What does log file do?

  • Being physical store position of logs, we can backup the logs from ldf log file, and recover database using log backup file.
  • SQL Server will read the log from ldf log file every time it launches. It will roll backup affairs not submitted before and roll forward those affairs which have been submitted but not have been wrote data file to ensure the integrity of affairs.
  • A full backup contains all data of database, but not including all logs. Full backup only contains all data pages and logs in the tail of current database.

Activity log means log records of current running affairs. Virtual log means logic storage unit of log. SQL Server logically divides ldf log file space into several pieces. Every piece is a virtual log. Log truncation means to delete former log.

Simple Recovery Model

When you choose simple recovery model, SQL Server maintains only a minimal amount of information in the transaction log. SQL Server truncates the transaction log each time the database reaches a transaction checkpoint, leaving no log entries for disaster recovery purposes.

In databases using the simple recovery model, you may restore full or differential backups only. It is not possible to restore such a database to a given point in time, you may only restore it to the exact time when a full or differential backup occurred. Therefore, you will automatically lose any data modifications made between the time of the most recent full/differential backup and the time of the failure.

Simple Recovery requires the least administration. It is easier to manage than the Full or Bulk-Logged models, but at the expense of higher data loss exposure if a data file is damaged. Simple Recovery is not an appropriate choice for production systems where loss of recent changes is unacceptable. When using Simple Recovery, the backup interval should be long enough to keep the backup overhead from affecting production work, yet short enough to prevent the loss of significant amounts of data.

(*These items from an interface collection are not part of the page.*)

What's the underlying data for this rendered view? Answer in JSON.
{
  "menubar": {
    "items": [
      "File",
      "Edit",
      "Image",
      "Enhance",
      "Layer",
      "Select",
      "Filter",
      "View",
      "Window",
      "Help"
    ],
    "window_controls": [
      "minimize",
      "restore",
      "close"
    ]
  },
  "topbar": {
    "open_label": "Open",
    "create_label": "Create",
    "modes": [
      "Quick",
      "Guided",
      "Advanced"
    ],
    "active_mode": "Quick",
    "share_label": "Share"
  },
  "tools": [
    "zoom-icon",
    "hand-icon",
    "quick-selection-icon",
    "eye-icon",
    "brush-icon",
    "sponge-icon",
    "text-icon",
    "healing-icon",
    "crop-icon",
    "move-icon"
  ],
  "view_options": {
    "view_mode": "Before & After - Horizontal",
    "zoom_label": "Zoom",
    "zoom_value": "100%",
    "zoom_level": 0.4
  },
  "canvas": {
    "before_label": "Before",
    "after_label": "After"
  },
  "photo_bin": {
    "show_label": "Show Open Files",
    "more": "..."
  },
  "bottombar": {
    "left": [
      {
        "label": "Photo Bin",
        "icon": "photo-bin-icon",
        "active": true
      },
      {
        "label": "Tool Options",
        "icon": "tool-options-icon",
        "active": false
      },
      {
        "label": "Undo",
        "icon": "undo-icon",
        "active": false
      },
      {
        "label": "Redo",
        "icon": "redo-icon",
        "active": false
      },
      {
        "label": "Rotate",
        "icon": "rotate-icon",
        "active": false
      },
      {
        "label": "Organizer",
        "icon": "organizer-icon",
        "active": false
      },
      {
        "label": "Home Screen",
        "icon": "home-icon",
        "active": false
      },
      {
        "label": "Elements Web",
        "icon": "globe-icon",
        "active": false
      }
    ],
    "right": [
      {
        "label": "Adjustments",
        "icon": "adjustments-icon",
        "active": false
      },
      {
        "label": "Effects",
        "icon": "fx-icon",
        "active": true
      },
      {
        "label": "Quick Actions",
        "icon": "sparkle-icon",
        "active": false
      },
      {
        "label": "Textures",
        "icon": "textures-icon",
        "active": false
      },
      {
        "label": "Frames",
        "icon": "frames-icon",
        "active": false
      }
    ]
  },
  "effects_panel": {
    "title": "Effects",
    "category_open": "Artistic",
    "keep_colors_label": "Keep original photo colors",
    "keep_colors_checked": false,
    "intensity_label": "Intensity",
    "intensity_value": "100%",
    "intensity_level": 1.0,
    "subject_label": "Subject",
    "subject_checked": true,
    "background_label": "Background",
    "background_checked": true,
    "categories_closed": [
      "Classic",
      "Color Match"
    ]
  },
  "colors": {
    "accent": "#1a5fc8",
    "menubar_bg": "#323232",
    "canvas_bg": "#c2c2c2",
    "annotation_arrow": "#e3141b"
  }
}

Advantage: permits high-performance bulk copy operations. Reclaims log space to keep space requirements small.

Disadvantage: changes since the most recent database or differential backup must be redone.

Full Recovery Model

With full recovery model, SQL Server preserves the transaction log until you back it up. This allows you to design a disaster recovery plan that includes a combination of full and differential database backups in conjunction with transaction log backups.

You have the most flexibility restoring databases using the full recovery model when a database failure happens. In addition to preserving data modifications stored in the transaction log, the full recovery model allows you to restore a database to a specific point in time.

Advantage: no work is lost due to a lost or damaged data file. It can recover to an arbitrary point in time.

Disadvantage: if the log is damaged, changes since the most recent log backup must be redone.

Bulk-logged Recovery Model

The bulk-logged recovery model is a special-purpose model that works in a similar manner to the full recovery model. The only difference is in the way it handles bulk data modification operations. The bulk-logged model records these operations in the transaction log using a technical known as minimal logging. This saves significantly on processing time, but prevents you from using the point-in-time restore option.

Advantage: permits high-performance bulk copy operations, minimal log space is used by bulk operations.

Disadvantage: if the log is damaged, or bulk operations occurred since the most recent log backup, changes since that last backup must be redone.

Full Recovery and Bulk-Logged Recovery models provide the greatest protection for data. These models rely on the transaction log to provide full recoverability and to prevent work loss in the broadest range of failure scenarios. The Bulk-Logged model provides higher performance and lower log space consumption for certain large-scale operations.

When you choose different MS SQL Server backup strategies, you will have specific limitations to recover SQL Server backups.

This document recommends reliable SQL Server database backup and recovery software: EaseUS Todo Backup Advanced Server.

To learn more about the solution of SQL Server backup and restore.